### What the exercise asks
The answer must be an exact copy of every record below.

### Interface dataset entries
——————
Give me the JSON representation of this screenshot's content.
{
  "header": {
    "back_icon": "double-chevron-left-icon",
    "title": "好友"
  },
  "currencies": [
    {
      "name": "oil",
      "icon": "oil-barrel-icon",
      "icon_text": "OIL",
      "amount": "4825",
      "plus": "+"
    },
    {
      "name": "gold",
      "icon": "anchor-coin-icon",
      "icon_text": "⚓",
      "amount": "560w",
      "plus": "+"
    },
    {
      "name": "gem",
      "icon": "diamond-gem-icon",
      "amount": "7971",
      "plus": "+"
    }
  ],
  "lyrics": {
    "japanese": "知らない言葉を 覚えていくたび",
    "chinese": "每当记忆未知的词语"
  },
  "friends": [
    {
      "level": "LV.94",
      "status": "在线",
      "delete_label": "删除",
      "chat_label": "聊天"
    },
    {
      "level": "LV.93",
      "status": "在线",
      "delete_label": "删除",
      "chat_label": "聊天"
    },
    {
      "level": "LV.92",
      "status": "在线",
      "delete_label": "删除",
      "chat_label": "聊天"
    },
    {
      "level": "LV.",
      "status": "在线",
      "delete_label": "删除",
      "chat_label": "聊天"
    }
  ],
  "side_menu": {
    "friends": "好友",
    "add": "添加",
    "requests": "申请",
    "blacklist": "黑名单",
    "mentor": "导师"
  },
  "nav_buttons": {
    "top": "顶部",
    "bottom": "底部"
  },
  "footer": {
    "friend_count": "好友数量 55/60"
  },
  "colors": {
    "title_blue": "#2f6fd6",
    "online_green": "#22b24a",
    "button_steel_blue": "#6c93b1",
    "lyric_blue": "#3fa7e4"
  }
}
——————
### Answer box
Give me the JSON representation of this screenshot's content.
{
  "header": {
    "back_icon": "double-chevron-left-icon",
    "title": "好友"
  },
  "currencies": [
    {
      "name": "oil",
      "icon": "oil-barrel-icon",
      "icon_text": "OIL",
      "amount": "4825",
      "plus": "+"
    },
    {
      "name": "gold",
      "icon": "anchor-coin-icon",
      "icon_text": "⚓",
      "amount": "560w",
      "plus": "+"
    },
    {
      "name": "gem",
      "icon": "diamond-gem-icon",
      "amount": "7971",
      "plus": "+"
    }
  ],
  "lyrics": {
    "japanese": "知らない言葉を 覚えていくたび",
    "chinese": "每当记忆未知的词语"
  },
  "friends": [
    {
      "level": "LV.94",
      "status": "在线",
      "delete_label": "删除",
      "chat_label": "聊天"
    },
    {
      "level": "LV.93",
      "status": "在线",
      "delete_label": "删除",
      "chat_label": "聊天"
    },
    {
      "level": "LV.92",
      "status": "在线",
      "delete_label": "删除",
      "chat_label": "聊天"
    },
    {
      "level": "LV.",
      "status": "在线",
      "delete_label": "删除",
      "chat_label": "聊天"
    }
  ],
  "side_menu": {
    "friends": "好友",
    "add": "添加",
    "requests": "申请",
    "blacklist": "黑名单",
    "mentor": "导师"
  },
  "nav_buttons": {
    "top": "顶部",
    "bottom": "底部"
  },
  "footer": {
    "friend_count": "好友数量 55/60"
  },
  "colors": {
    "title_blue": "#2f6fd6",
    "online_green": "#22b24a",
    "button_steel_blue": "#6c93b1",
    "lyric_blue": "#3fa7e4"
  }
}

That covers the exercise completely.